Write out every record below exactly as it appears.

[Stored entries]
──────────────────────────────

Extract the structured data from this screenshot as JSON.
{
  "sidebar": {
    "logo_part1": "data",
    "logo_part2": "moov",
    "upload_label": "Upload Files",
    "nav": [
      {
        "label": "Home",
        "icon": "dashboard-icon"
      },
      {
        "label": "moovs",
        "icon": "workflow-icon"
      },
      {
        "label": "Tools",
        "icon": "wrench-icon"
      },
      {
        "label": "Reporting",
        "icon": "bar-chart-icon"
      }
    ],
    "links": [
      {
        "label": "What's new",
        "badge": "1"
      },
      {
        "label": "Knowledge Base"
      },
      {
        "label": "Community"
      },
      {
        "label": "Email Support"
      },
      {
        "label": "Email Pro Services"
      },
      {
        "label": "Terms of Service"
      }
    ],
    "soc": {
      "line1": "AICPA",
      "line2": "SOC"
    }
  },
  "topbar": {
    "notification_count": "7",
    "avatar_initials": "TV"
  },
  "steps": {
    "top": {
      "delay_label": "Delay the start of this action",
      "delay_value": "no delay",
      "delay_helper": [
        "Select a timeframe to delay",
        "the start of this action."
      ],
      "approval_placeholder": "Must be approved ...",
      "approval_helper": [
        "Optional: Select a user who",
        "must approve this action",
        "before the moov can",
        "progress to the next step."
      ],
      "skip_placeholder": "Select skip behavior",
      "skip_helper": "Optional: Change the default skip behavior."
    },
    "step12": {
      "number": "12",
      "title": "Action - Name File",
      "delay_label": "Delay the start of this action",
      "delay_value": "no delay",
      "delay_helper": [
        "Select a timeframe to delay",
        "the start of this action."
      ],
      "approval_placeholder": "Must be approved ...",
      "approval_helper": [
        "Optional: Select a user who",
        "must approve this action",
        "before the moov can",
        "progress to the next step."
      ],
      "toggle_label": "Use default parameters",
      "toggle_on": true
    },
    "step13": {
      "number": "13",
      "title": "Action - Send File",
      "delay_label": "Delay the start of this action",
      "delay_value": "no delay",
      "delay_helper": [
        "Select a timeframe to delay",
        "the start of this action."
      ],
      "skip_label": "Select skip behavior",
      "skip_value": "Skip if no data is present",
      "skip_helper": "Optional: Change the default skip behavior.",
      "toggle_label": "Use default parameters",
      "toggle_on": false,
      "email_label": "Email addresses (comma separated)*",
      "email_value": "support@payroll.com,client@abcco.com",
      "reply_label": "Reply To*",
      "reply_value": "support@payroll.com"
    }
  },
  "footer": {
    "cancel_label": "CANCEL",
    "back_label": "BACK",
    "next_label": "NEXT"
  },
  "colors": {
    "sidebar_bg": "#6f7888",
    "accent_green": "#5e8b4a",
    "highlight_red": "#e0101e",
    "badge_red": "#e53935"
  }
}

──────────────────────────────

> **Answer to this task**
Extract the structured data from this screenshot as JSON.
{
  "sidebar": {
    "logo_part1": "data",
    "logo_part2": "moov",
    "upload_label": "Upload Files",
    "nav": [
      {
        "label": "Home",
        "icon": "dashboard-icon"
      },
      {
        "label": "moovs",
        "icon": "workflow-icon"
      },
      {
        "label": "Tools",
        "icon": "wrench-icon"
      },
      {
        "label": "Reporting",
        "icon": "bar-chart-icon"
      }
    ],
    "links": [
      {
        "label": "What's new",
        "badge": "1"
      },
      {
        "label": "Knowledge Base"
      },
      {
        "label": "Community"
      },
      {
        "label": "Email Support"
      },
      {
        "label": "Email Pro Services"
      },
      {
        "label": "Terms of Service"
      }
    ],
    "soc": {
      "line1": "AICPA",
      "line2": "SOC"
    }
  },
  "topbar": {
    "notification_count": "7",
    "avatar_initials": "TV"
  },
  "steps": {
    "top": {
      "delay_label": "Delay the start of this action",
      "delay_value": "no delay",
      "delay_helper": [
        "Select a timeframe to delay",
        "the start of this action."
      ],
      "approval_placeholder": "Must be approved ...",
      "approval_helper": [
        "Optional: Select a user who",
        "must approve this action",
        "before the moov can",
        "progress to the next step."
      ],
      "skip_placeholder": "Select skip behavior",
      "skip_helper": "Optional: Change the default skip behavior."
    },
    "step12": {
      "number": "12",
      "title": "Action - Name File",
      "delay_label": "Delay the start of this action",
      "delay_value": "no delay",
      "delay_helper": [
        "Select a timeframe to delay",
        "the start of this action."
      ],
      "approval_placeholder": "Must be approved ...",
      "approval_helper": [
        "Optional: Select a user who",
        "must approve this action",
        "before the moov can",
        "progress to the next step."
      ],
      "toggle_label": "Use default parameters",
      "toggle_on": true
    },
    "step13": {
      "number": "13",
      "title": "Action - Send File",
      "delay_label": "Delay the start of this action",
      "delay_value": "no delay",
      "delay_helper": [
        "Select a timeframe to delay",
        "the start of this action."
      ],
      "skip_label": "Select skip behavior",
      "skip_value": "Skip if no data is present",
      "skip_helper": "Optional: Change the default skip behavior.",
      "toggle_label": "Use default parameters",
      "toggle_on": false,
      "email_label": "Email addresses (comma separated)*",
      "email_value": "support@payroll.com,client@abcco.com",
      "reply_label": "Reply To*",
      "reply_value": "support@payroll.com"
    }
  },
  "footer": {
    "cancel_label": "CANCEL",
    "back_label": "BACK",
    "next_label": "NEXT"
  },
  "colors": {
    "sidebar_bg": "#6f7888",
    "accent_green": "#5e8b4a",
    "highlight_red": "#e0101e",
    "badge_red": "#e53935"
  }
}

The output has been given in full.